WHAT THE TASK ASKS: Write every entry out again with no changes, and leave the images behind.
BEGIN DATA SECTION
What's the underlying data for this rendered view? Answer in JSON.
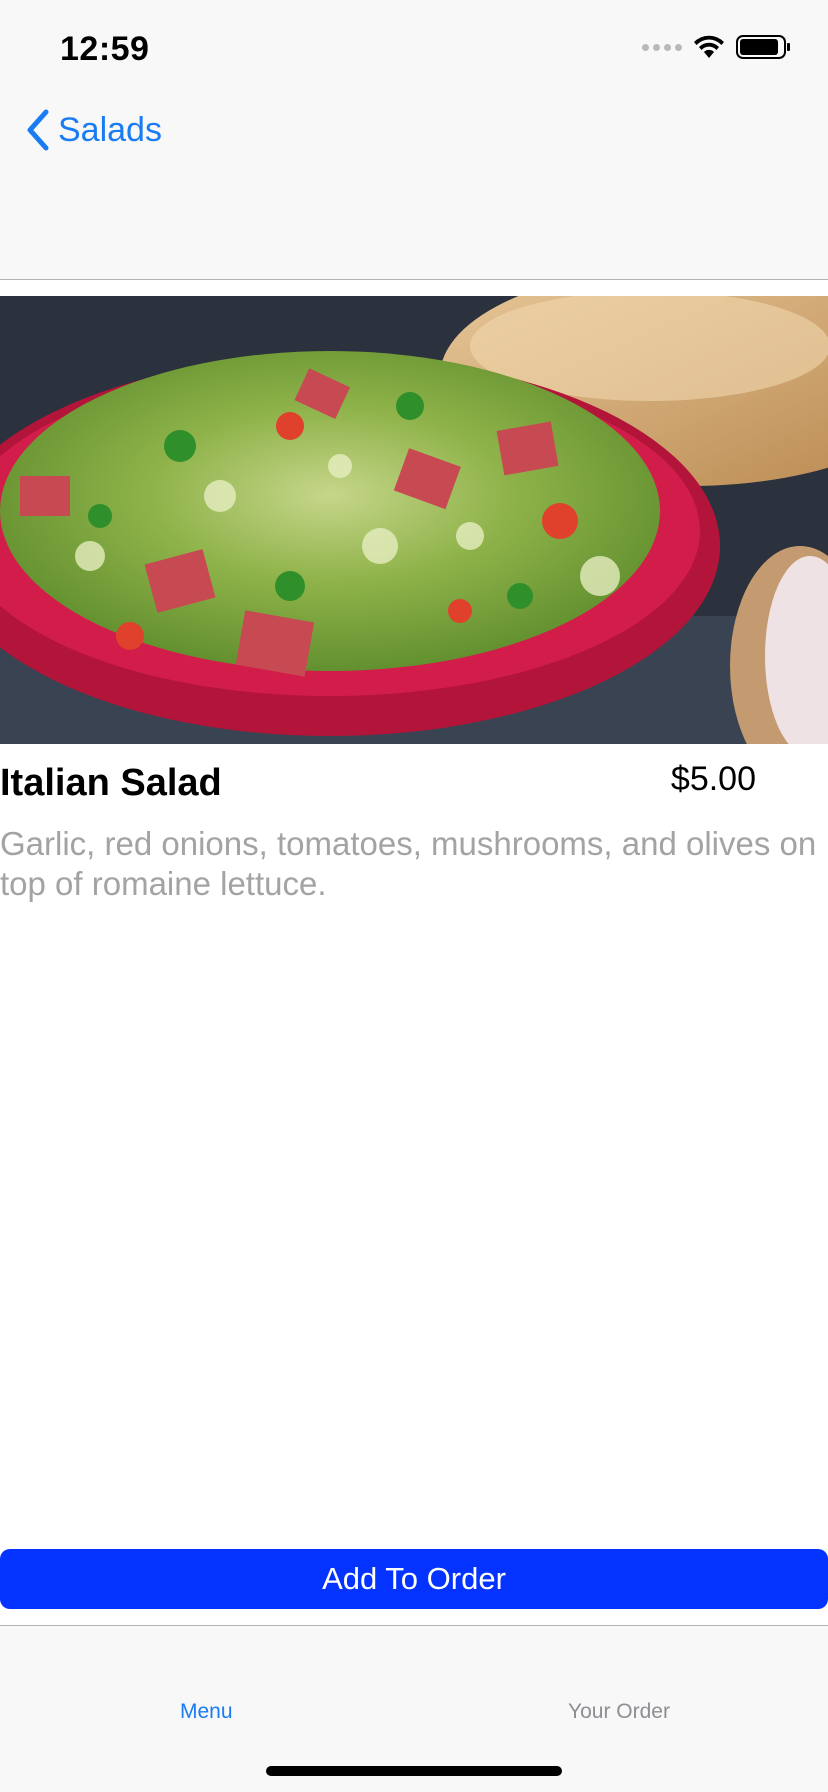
{
  "status_bar": {
    "time": "12:59"
  },
  "nav": {
    "back_label": "Salads"
  },
  "item": {
    "name": "Italian Salad",
    "price": "$5.00",
    "description": "Garlic, red onions, tomatoes, mushrooms, and olives on top of romaine lettuce.",
    "image_icon": "salad-photo"
  },
  "actions": {
    "add_label": "Add To Order"
  },
  "tabs": [
    {
      "label": "Menu",
      "selected": true
    },
    {
      "label": "Your Order",
      "selected": false
    }
  ],
  "colors": {
    "accent": "#1a7cf2",
    "button": "#0433ff",
    "description": "#a3a3a3",
    "tab_inactive": "#8e8e93"
  }
}
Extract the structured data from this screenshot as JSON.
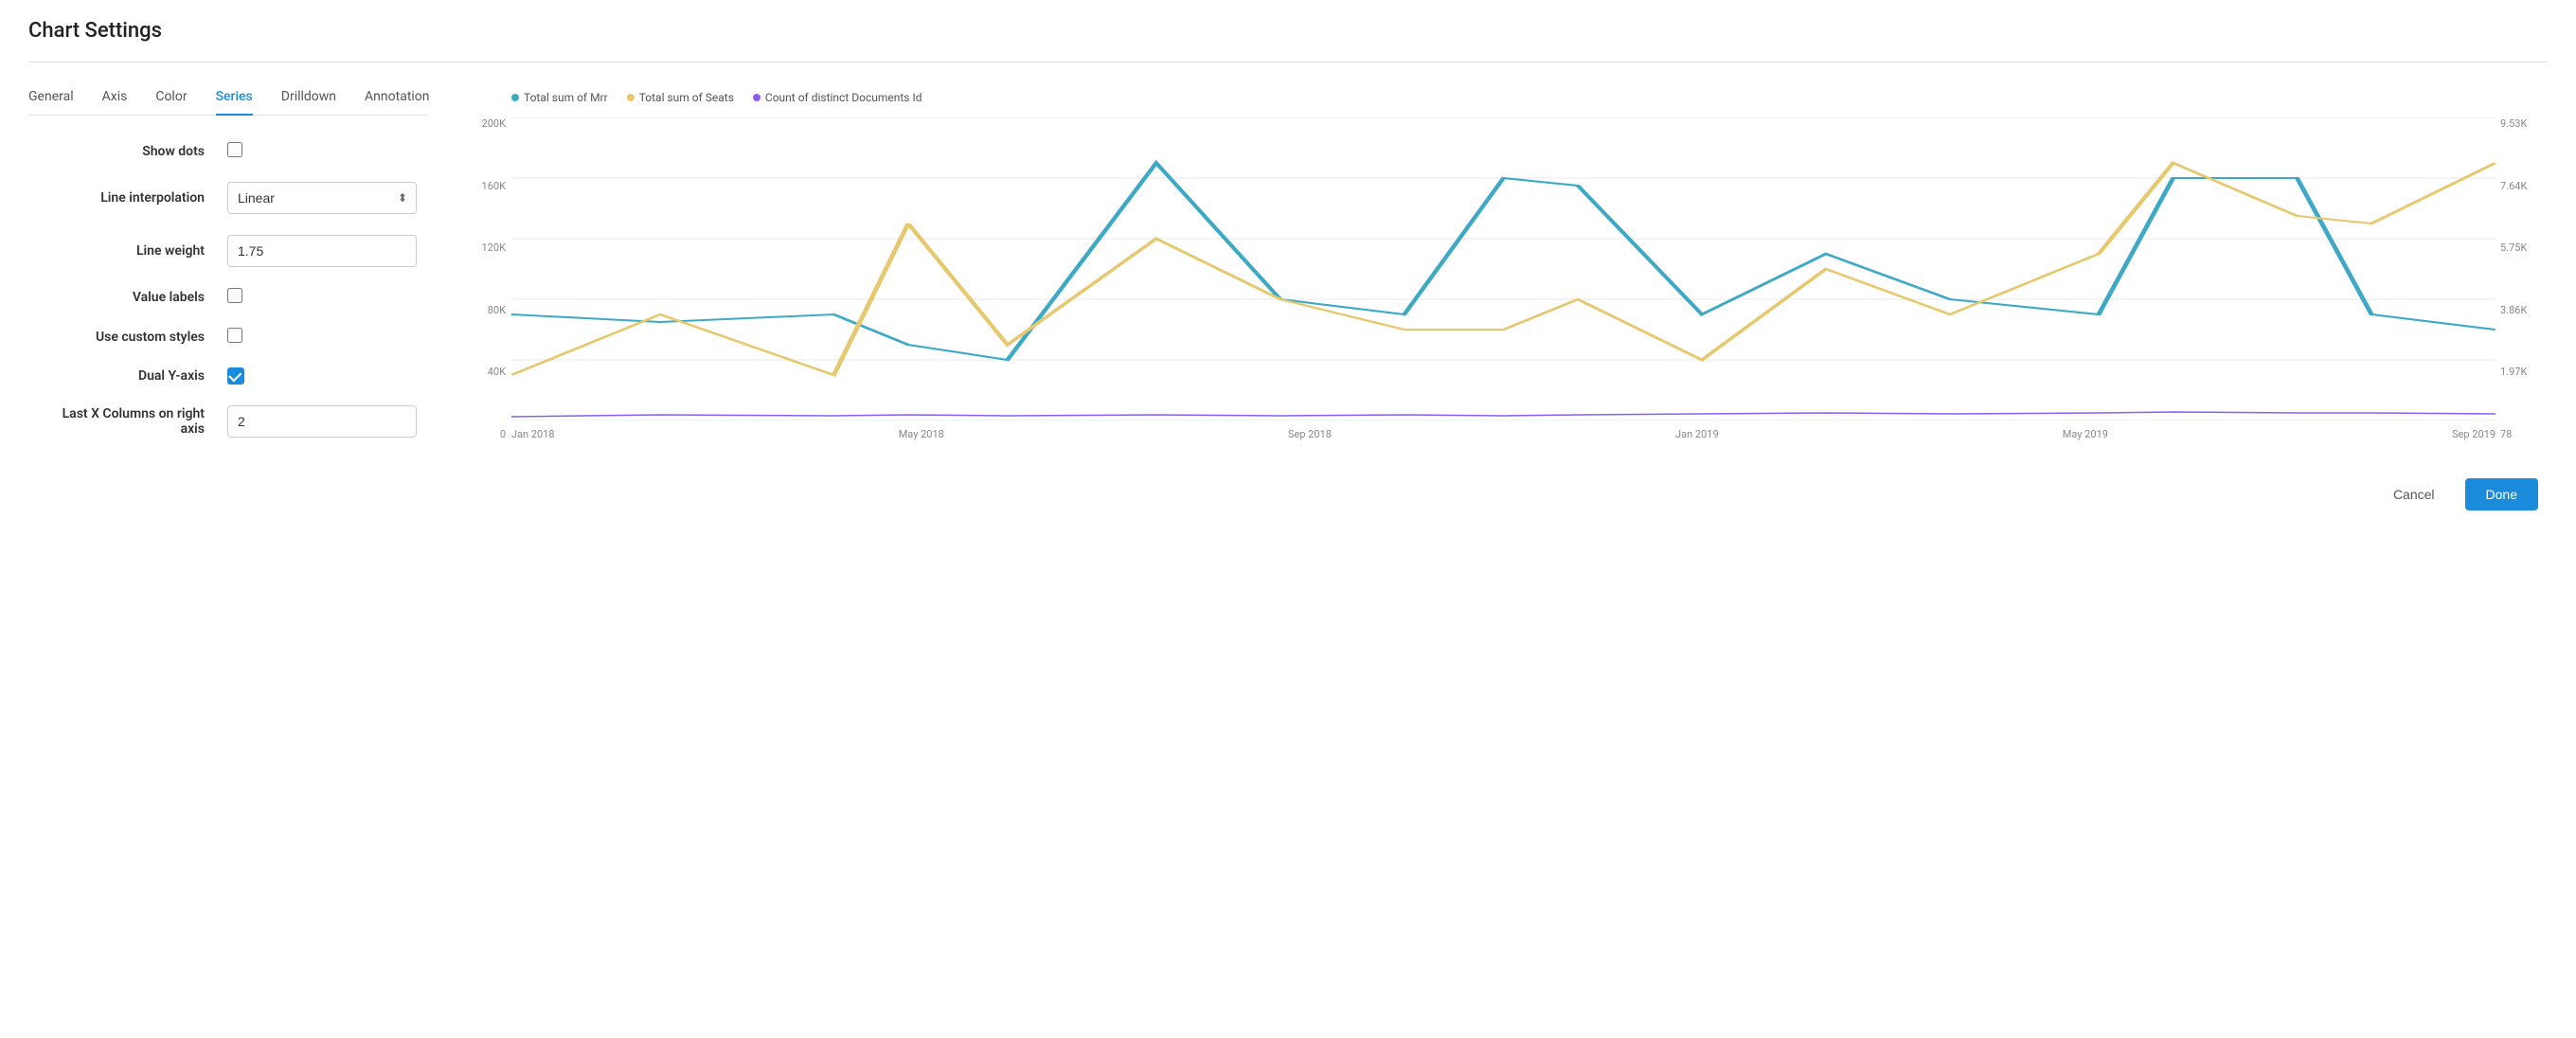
{
  "page": {
    "title": "Chart Settings"
  },
  "tabs": [
    {
      "id": "general",
      "label": "General",
      "active": false
    },
    {
      "id": "axis",
      "label": "Axis",
      "active": false
    },
    {
      "id": "color",
      "label": "Color",
      "active": false
    },
    {
      "id": "series",
      "label": "Series",
      "active": true
    },
    {
      "id": "drilldown",
      "label": "Drilldown",
      "active": false
    },
    {
      "id": "annotation",
      "label": "Annotation",
      "active": false
    }
  ],
  "form": {
    "show_dots_label": "Show dots",
    "line_interpolation_label": "Line interpolation",
    "line_interpolation_value": "Linear",
    "line_weight_label": "Line weight",
    "line_weight_value": "1.75",
    "value_labels_label": "Value labels",
    "use_custom_styles_label": "Use custom styles",
    "dual_y_axis_label": "Dual Y-axis",
    "last_x_columns_label": "Last X Columns on right axis",
    "last_x_columns_value": "2"
  },
  "chart": {
    "legend": [
      {
        "label": "Total sum of Mrr",
        "color": "#3da9c5"
      },
      {
        "label": "Total sum of Seats",
        "color": "#e6c86e"
      },
      {
        "label": "Count of distinct Documents Id",
        "color": "#8b5cf6"
      }
    ],
    "y_left_labels": [
      "200K",
      "160K",
      "120K",
      "80K",
      "40K",
      "0"
    ],
    "y_right_labels": [
      "9.53K",
      "7.64K",
      "5.75K",
      "3.86K",
      "1.97K",
      "78"
    ],
    "x_labels": [
      "Jan 2018",
      "May 2018",
      "Sep 2018",
      "Jan 2019",
      "May 2019",
      "Sep 2019"
    ]
  },
  "buttons": {
    "cancel_label": "Cancel",
    "done_label": "Done"
  }
}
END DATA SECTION
EXERCISE ANSWER:
What's the underlying data for this rendered view? Answer in JSON.
{
  "status_bar": {
    "time": "12:59"
  },
  "nav": {
    "back_label": "Salads"
  },
  "item": {
    "name": "Italian Salad",
    "price": "$5.00",
    "description": "Garlic, red onions, tomatoes, mushrooms, and olives on top of romaine lettuce.",
    "image_icon": "salad-photo"
  },
  "actions": {
    "add_label": "Add To Order"
  },
  "tabs": [
    {
      "label": "Menu",
      "selected": true
    },
    {
      "label": "Your Order",
      "selected": false
    }
  ],
  "colors": {
    "accent": "#1a7cf2",
    "button": "#0433ff",
    "description": "#a3a3a3",
    "tab_inactive": "#8e8e93"
  }
}
Extract the structured data from this screenshot as JSON.
{
  "page": {
    "title": "Chart Settings"
  },
  "tabs": [
    {
      "id": "general",
      "label": "General",
      "active": false
    },
    {
      "id": "axis",
      "label": "Axis",
      "active": false
    },
    {
      "id": "color",
      "label": "Color",
      "active": false
    },
    {
      "id": "series",
      "label": "Series",
      "active": true
    },
    {
      "id": "drilldown",
      "label": "Drilldown",
      "active": false
    },
    {
      "id": "annotation",
      "label": "Annotation",
      "active": false
    }
  ],
  "form": {
    "show_dots_label": "Show dots",
    "line_interpolation_label": "Line interpolation",
    "line_interpolation_value": "Linear",
    "line_weight_label": "Line weight",
    "line_weight_value": "1.75",
    "value_labels_label": "Value labels",
    "use_custom_styles_label": "Use custom styles",
    "dual_y_axis_label": "Dual Y-axis",
    "last_x_columns_label": "Last X Columns on right axis",
    "last_x_columns_value": "2"
  },
  "chart": {
    "legend": [
      {
        "label": "Total sum of Mrr",
        "color": "#3da9c5"
      },
      {
        "label": "Total sum of Seats",
        "color": "#e6c86e"
      },
      {
        "label": "Count of distinct Documents Id",
        "color": "#8b5cf6"
      }
    ],
    "y_left_labels": [
      "200K",
      "160K",
      "120K",
      "80K",
      "40K",
      "0"
    ],
    "y_right_labels": [
      "9.53K",
      "7.64K",
      "5.75K",
      "3.86K",
      "1.97K",
      "78"
    ],
    "x_labels": [
      "Jan 2018",
      "May 2018",
      "Sep 2018",
      "Jan 2019",
      "May 2019",
      "Sep 2019"
    ]
  },
  "buttons": {
    "cancel_label": "Cancel",
    "done_label": "Done"
  }
}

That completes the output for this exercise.